§ Given data:
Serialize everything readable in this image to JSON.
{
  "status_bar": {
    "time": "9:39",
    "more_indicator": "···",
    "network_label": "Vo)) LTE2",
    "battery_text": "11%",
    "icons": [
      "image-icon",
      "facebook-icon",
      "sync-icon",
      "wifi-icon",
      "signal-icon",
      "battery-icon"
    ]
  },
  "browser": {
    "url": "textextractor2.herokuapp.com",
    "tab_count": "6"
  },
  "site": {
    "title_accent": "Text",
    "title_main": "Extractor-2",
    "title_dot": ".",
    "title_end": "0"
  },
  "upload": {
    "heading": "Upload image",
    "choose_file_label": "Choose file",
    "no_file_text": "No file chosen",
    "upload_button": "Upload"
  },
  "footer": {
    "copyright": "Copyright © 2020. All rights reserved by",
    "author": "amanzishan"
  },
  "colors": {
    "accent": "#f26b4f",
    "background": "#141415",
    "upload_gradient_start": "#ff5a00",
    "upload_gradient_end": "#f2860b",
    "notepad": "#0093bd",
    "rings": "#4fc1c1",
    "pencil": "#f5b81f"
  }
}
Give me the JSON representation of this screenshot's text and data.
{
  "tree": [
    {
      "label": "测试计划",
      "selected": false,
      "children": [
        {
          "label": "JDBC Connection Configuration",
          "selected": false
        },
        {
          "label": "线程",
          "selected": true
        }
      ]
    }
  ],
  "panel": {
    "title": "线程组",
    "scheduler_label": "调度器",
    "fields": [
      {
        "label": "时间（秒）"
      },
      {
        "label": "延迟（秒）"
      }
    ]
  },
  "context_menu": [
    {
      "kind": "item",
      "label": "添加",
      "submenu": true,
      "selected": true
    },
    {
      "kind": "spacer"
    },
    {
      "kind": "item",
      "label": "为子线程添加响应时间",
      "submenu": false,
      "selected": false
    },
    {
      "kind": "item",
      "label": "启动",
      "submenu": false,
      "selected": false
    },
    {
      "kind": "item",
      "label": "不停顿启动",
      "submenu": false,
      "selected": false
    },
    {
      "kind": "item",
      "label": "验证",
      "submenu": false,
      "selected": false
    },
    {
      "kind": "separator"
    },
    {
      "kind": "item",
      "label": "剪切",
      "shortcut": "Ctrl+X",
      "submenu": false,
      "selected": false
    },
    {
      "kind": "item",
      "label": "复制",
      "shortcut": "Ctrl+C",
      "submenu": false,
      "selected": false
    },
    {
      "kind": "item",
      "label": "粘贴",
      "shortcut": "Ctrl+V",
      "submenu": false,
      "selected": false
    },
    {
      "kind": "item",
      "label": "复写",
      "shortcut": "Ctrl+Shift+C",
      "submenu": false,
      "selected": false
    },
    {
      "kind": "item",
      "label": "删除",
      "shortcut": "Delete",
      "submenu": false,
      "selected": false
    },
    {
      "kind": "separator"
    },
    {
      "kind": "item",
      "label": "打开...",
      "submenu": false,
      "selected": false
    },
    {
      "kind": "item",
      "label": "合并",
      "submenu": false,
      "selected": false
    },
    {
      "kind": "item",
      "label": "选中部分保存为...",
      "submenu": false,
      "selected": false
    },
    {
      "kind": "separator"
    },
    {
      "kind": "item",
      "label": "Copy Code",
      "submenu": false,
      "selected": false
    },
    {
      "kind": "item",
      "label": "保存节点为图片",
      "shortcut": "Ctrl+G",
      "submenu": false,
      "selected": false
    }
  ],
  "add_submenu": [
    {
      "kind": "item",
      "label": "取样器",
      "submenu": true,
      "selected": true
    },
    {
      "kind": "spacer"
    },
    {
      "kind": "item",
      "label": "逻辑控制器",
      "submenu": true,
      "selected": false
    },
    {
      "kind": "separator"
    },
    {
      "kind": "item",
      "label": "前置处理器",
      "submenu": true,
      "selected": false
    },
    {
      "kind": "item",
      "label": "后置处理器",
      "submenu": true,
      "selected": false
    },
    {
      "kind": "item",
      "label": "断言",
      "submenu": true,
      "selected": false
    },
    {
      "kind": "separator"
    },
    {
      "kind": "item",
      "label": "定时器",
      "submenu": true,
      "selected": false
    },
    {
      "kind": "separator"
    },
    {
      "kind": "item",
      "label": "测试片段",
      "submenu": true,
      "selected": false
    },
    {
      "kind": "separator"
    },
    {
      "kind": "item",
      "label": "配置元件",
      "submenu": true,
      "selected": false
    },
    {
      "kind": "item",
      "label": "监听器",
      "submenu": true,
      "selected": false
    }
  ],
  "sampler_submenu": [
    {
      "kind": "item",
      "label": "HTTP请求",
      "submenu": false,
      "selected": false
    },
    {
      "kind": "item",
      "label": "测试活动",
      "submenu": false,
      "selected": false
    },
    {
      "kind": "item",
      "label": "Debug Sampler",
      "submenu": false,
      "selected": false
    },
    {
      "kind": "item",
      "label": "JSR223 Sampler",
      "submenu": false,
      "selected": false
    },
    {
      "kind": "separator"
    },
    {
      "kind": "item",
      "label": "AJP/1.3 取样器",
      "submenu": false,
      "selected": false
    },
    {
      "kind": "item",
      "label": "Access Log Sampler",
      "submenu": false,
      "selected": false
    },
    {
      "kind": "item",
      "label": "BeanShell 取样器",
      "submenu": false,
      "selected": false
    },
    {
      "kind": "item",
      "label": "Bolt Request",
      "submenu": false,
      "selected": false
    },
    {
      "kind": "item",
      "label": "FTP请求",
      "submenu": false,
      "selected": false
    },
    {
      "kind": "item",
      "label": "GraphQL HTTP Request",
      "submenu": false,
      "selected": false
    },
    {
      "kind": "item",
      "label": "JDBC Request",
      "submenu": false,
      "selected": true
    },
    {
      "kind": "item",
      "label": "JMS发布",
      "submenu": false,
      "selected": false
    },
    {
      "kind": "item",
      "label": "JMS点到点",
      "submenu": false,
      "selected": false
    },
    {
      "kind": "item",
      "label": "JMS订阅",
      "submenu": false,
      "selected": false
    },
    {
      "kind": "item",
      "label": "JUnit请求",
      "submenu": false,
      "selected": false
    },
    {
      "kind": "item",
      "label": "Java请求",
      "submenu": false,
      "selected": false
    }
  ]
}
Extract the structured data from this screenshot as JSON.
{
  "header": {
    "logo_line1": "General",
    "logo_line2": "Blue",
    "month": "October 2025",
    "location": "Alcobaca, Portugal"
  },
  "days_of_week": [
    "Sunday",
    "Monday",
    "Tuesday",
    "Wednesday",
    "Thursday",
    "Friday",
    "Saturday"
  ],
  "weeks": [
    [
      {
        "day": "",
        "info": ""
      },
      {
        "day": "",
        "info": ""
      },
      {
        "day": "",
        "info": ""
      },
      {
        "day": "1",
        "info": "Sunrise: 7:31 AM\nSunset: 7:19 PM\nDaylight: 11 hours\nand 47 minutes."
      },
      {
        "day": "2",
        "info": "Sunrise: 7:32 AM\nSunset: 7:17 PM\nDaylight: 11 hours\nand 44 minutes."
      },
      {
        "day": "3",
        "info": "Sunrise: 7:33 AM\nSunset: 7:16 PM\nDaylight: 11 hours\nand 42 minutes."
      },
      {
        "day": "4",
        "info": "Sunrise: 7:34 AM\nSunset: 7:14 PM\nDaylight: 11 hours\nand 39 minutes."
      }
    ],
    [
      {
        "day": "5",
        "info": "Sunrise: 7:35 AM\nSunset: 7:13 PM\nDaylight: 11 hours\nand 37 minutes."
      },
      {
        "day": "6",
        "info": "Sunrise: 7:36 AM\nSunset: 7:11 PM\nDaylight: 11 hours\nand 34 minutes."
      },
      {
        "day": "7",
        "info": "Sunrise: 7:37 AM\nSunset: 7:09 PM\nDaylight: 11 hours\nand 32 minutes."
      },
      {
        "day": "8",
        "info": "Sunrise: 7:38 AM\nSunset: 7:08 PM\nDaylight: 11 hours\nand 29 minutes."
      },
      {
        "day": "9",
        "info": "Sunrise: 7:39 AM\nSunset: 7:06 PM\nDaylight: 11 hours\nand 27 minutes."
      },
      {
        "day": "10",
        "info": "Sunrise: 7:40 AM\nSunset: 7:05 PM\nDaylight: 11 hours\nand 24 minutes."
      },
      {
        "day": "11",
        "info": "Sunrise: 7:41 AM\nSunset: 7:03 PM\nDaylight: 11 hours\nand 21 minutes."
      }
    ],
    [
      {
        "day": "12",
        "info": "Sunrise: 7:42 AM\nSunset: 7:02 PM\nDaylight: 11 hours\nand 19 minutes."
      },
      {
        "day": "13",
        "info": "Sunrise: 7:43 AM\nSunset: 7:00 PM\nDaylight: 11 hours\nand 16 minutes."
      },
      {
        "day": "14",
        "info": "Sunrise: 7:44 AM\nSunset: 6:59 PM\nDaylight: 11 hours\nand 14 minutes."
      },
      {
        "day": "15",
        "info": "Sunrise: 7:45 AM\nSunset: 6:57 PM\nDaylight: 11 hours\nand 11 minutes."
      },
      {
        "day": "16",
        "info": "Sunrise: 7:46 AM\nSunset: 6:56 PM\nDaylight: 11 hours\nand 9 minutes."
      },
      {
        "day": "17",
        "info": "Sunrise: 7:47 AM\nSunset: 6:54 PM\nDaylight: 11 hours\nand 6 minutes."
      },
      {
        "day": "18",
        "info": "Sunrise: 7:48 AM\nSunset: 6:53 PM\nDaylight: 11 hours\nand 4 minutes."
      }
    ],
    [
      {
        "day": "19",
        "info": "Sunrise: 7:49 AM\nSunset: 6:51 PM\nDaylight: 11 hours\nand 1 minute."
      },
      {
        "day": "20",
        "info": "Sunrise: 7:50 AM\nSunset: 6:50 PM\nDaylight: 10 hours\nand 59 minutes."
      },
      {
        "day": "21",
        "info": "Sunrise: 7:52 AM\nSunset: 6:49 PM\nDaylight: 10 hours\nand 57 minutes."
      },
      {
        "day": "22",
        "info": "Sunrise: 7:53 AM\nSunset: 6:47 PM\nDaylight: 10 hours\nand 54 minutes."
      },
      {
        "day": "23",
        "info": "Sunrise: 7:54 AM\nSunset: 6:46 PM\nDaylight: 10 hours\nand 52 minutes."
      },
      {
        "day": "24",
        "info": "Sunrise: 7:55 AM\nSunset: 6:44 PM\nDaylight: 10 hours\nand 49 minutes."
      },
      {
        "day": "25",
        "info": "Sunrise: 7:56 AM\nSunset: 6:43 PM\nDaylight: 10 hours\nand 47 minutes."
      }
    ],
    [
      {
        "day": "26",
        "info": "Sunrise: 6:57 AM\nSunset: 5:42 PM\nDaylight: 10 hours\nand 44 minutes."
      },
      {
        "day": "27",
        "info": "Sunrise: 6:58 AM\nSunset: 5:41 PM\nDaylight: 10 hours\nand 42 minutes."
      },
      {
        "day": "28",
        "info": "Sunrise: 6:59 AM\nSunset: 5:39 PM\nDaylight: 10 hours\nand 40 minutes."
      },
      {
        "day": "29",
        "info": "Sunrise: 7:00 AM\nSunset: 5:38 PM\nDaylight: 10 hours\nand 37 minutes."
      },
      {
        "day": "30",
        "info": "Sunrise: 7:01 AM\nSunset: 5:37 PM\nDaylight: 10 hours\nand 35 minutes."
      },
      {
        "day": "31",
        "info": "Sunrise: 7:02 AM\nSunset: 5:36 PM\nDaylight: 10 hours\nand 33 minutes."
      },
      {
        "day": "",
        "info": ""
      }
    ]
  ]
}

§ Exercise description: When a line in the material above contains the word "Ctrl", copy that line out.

§ Answer below:
      "shortcut": "Ctrl+X",
      "shortcut": "Ctrl+C",
      "shortcut": "Ctrl+V",
      "shortcut": "Ctrl+Shift+C",
      "shortcut": "Ctrl+G",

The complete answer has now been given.